Leaders of NGOs and philanthropic organisations, leaders in business, labour and finance, influential youth advocates and grassroots activists, Heads of State and other global change agents urged donors to explore effective models for making lasting positive change.
The event was attended by Mayor of New York City Eric Adams, World Trade Organisation Director General Ngozi Iweala, World Health Organisation Director General Tedros Adhanom Ghebreyesus, Melinda Gates and New York Governor Kathy Hochul.
Former US President Bill Clinton opened the forum in which Heads of State and governments including Prime Minister of Barbados Mia Mottley and Moldova President Maia Sandu, called for enhanced partnerships in empowering the poor in the wake of economic challenges.
Addressing the meeting, Kenya's Kennedy Odede, the CEO of Shining Hope for Communities (Shofco), urged donors and world leaders to prioritise funding to community-led organisations. He said local communities should be trusted to solve their own problems.
"Today, my call to action is, fund local grassroots organisations. That is how they will achieve sustainable and long-term impact. Let us be honest; we are not the answer! We must trust people to solve their own problems. Give power to the people," he told the more than 1,000 CGI participants.
Clinton said Dr Odede work with communities in Kenya, especially in the urban slums, had transformed lives. "Dr Odede has made a difference from almost the beginning of his very young life," President Clinton said.
The Shofco boss credited President Clinton for believing in him and supporting his efforts in Kenya. Odede founded Shofco in 2004 in Kibera, Nairobi and has now spread to 16 counties across Kenya serving 2.5 million people. He sits at USAID advisory board.
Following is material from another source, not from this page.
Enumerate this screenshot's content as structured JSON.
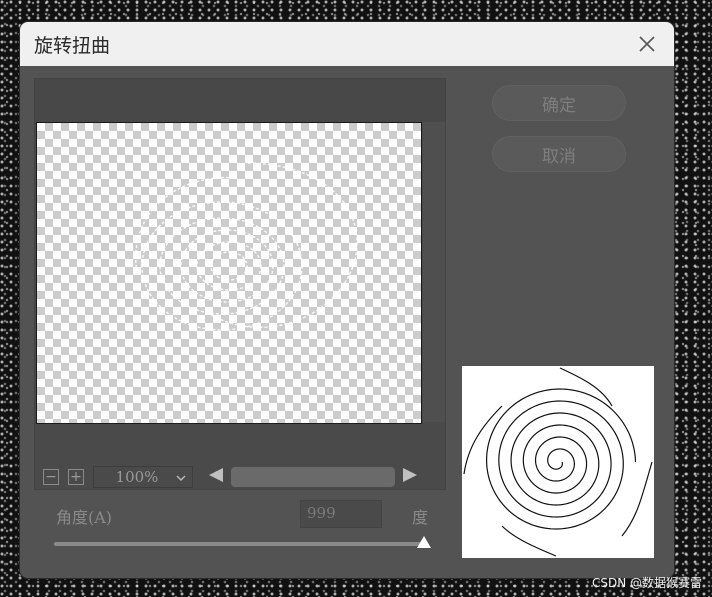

"We can no longer afford to live in a world of aid workers and beneficiaries. We must recognise the talents that exist in marginalised communities and unlock this potential," Odede said.